Physicist Richard Feynman was a notorious researcher and blazing personality in the history of science.
He’s known for his work on the atomic bomb, for creating a visual representation of subatomic particles, and pioneering work in quantum computing.
My friend Paul Cook sent me this quote by Dr. Feynman (source: Wikipedia):
Western civilization, it seems to me, stands by two great heritages. One is the scientific spirit of adventure — the adventure into the unknown, an unknown which must be recognized as being unknown in order to be explored; the demand that the unanswerable mysteries of the universe remain unanswered; the attitude that all is uncertain; to summarize it — the humility of the intellect.

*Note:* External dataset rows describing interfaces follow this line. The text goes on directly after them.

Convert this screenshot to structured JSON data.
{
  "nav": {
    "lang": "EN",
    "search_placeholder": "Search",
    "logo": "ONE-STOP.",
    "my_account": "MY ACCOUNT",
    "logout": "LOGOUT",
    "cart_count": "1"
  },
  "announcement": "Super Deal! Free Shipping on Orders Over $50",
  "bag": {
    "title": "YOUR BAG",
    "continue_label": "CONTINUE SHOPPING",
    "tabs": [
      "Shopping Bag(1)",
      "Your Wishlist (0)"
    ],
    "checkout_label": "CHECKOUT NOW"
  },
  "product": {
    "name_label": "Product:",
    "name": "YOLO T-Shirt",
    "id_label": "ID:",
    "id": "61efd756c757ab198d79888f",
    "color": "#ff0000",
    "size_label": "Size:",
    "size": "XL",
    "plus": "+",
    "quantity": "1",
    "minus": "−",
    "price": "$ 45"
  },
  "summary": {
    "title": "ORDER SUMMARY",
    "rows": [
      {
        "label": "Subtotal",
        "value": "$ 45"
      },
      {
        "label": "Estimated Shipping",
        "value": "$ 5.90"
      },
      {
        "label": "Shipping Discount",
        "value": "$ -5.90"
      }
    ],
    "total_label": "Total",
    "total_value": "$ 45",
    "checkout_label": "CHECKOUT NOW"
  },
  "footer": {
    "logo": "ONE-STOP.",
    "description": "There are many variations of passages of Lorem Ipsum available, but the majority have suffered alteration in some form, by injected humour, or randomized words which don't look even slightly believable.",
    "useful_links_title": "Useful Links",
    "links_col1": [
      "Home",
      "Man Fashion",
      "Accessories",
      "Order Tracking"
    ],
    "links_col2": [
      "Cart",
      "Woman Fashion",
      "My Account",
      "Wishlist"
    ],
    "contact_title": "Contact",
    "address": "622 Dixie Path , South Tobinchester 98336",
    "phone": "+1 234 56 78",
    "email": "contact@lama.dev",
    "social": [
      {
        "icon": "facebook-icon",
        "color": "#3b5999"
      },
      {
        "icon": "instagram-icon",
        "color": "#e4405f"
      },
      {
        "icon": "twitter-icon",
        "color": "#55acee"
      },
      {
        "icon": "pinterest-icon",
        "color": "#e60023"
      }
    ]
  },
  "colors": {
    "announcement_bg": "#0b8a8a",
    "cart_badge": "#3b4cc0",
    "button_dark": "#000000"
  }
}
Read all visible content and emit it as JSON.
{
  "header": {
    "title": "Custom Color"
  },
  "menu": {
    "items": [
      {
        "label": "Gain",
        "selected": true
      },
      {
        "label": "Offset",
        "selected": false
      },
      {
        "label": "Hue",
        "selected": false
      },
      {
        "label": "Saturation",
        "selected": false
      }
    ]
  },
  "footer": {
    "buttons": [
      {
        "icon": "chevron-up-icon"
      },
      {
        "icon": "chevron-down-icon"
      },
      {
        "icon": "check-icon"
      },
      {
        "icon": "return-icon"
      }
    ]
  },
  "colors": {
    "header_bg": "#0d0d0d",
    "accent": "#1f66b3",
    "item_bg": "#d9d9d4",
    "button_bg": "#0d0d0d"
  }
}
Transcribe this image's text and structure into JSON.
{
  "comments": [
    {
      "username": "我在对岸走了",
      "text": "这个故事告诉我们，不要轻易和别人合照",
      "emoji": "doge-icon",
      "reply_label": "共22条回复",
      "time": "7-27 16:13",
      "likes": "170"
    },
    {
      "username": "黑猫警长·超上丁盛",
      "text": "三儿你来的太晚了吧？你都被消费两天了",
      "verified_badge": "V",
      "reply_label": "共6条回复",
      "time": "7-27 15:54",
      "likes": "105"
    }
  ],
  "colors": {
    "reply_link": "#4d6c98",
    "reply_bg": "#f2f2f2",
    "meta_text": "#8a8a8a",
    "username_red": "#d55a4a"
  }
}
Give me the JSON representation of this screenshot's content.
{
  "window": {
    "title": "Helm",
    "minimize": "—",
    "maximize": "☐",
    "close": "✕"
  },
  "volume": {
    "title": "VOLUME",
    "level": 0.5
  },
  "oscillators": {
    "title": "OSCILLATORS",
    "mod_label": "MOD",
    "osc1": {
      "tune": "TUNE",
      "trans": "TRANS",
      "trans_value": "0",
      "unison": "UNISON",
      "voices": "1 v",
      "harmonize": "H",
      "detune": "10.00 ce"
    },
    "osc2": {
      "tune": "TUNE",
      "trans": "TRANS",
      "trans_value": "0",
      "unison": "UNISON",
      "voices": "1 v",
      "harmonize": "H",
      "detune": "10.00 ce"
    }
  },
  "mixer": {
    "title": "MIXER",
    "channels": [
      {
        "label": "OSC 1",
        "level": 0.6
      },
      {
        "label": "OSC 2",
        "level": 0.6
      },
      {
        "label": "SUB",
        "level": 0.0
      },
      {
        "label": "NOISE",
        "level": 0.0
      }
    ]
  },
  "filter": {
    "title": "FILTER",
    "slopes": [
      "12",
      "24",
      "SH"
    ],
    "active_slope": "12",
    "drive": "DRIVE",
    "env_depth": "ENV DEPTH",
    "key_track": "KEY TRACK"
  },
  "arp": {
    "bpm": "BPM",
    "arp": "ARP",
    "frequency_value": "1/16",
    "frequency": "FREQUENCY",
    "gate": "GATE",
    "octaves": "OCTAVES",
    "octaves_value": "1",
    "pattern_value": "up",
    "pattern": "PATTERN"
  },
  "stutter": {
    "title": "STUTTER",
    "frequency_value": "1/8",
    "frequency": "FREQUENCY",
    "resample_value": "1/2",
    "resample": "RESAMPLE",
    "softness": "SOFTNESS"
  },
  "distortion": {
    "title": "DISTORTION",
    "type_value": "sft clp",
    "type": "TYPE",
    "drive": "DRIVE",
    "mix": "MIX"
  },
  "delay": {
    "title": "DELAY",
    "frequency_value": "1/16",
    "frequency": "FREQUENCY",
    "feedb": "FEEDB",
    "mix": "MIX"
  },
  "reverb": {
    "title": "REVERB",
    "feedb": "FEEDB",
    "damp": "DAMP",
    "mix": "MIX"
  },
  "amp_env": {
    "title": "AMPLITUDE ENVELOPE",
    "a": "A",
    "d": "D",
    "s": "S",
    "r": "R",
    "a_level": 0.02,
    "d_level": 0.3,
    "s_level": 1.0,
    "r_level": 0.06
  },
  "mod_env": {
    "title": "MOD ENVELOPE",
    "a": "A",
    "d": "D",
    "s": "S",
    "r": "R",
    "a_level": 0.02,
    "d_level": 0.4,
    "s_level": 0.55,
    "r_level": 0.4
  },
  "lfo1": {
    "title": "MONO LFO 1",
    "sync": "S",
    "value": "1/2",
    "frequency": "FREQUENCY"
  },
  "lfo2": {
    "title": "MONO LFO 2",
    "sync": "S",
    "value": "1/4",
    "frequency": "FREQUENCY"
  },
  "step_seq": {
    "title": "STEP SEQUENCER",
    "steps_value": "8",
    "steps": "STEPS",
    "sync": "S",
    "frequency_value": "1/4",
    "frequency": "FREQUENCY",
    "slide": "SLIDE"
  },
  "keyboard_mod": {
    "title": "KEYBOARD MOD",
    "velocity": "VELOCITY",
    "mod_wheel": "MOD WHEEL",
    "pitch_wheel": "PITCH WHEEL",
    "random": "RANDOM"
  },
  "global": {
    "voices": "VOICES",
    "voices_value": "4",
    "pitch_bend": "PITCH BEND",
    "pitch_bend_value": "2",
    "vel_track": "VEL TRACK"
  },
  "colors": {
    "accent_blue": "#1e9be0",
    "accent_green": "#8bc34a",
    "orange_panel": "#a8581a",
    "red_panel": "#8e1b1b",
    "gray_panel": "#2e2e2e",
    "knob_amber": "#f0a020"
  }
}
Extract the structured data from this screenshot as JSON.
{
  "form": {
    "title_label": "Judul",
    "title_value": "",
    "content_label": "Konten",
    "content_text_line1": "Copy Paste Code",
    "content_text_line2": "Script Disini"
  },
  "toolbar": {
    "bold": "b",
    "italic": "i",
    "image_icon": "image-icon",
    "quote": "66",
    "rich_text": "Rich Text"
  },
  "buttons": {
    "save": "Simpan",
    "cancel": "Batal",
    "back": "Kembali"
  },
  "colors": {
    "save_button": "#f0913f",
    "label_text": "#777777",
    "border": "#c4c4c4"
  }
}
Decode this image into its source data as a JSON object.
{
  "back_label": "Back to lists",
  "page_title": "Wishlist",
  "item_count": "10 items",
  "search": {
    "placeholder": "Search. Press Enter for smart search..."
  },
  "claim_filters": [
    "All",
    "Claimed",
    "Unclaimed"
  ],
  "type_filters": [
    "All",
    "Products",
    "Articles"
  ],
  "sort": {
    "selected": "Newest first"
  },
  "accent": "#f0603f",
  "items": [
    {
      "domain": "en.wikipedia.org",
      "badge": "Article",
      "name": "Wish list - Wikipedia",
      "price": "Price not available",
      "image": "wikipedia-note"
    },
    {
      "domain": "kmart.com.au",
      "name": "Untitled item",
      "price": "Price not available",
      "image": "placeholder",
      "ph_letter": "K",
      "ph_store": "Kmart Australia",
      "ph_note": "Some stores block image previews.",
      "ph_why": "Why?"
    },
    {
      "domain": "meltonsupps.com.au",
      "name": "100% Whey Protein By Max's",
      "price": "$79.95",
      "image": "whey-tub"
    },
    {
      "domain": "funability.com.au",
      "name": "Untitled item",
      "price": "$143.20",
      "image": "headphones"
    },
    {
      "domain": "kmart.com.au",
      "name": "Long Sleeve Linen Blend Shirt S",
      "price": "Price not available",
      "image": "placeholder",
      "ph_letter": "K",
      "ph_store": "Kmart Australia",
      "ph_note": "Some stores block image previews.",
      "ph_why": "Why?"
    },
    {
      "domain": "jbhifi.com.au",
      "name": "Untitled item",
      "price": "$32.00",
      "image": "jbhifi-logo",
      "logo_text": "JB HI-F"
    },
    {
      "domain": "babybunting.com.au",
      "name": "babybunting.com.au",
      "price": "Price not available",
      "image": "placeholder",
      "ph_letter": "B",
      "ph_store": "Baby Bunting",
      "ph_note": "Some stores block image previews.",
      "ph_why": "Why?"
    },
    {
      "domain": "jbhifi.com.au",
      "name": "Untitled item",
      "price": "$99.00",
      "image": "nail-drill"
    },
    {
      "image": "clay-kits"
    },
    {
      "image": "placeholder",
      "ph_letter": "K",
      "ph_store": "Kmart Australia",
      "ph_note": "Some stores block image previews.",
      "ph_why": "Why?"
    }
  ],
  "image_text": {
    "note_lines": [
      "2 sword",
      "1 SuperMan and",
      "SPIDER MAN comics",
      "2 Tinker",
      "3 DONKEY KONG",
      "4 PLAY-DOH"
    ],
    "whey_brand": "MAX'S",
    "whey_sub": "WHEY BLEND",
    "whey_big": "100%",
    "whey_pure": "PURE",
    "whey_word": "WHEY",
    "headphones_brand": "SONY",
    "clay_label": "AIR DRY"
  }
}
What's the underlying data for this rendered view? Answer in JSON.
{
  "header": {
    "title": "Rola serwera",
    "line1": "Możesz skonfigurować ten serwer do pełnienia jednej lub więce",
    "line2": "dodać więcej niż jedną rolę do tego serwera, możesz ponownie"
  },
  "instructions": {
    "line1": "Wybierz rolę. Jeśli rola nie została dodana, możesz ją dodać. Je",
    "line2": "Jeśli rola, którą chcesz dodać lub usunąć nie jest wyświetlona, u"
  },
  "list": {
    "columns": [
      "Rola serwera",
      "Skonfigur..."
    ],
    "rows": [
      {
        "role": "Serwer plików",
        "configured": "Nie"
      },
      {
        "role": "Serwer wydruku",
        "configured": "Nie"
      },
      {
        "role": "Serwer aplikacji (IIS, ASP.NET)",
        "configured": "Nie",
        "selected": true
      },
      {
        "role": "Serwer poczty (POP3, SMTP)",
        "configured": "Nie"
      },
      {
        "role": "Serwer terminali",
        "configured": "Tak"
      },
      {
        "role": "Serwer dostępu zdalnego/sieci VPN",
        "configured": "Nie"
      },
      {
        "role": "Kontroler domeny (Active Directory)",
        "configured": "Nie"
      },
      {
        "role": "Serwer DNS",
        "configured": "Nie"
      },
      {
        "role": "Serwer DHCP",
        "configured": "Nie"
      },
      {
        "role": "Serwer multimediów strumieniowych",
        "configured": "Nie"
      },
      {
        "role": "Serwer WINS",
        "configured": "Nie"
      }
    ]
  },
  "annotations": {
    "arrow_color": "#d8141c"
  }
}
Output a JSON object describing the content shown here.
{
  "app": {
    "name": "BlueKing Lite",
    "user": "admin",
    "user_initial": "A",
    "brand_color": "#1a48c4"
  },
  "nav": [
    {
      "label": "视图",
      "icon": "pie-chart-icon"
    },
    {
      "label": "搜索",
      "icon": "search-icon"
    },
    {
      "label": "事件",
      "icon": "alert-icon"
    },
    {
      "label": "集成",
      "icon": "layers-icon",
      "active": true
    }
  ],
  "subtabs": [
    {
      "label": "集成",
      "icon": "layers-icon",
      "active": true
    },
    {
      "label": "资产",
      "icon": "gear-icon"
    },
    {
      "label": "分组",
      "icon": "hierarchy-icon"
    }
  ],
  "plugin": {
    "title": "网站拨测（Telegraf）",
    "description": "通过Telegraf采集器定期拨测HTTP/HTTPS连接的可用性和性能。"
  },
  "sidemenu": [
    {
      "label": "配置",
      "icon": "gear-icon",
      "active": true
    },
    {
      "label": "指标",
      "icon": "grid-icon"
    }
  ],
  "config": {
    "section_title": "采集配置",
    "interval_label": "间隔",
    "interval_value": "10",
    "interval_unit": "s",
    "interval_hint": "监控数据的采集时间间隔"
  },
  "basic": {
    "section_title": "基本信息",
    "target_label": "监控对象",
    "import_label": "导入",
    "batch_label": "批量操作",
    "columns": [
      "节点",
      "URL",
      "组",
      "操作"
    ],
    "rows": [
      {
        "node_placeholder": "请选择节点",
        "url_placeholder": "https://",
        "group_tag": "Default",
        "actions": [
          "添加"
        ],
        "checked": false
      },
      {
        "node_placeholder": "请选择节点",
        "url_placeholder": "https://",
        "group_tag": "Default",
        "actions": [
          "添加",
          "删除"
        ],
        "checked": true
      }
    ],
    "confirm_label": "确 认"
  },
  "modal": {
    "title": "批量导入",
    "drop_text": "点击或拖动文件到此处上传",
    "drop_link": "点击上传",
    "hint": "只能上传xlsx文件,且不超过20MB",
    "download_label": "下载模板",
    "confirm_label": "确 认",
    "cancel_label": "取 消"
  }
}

The other great heritage is Christian ethics — the basis of action on love, the brotherhood of all men, the value of the individual — the humility of the spirit.
These two heritages are logically, thoroughly consistent. But logic is not all; one needs one’s heart to follow an idea. If people are going back to religion, what are they going back to? Is the modern church a place to give comfort to a man who doubts God — more, one who disbelieves in God? Is the modern church a place to give comfort and encouragement to the value of such doubts? So far, have we not drawn strength and comfort to maintain the one or the other of these consistent heritages in a way which attacks the values of the other? Is this unavoidable? How can we draw inspiration to support these two pillars of western civilization so that they may stand together in full vigor, mutually unafraid? Is this not the central problem of our time?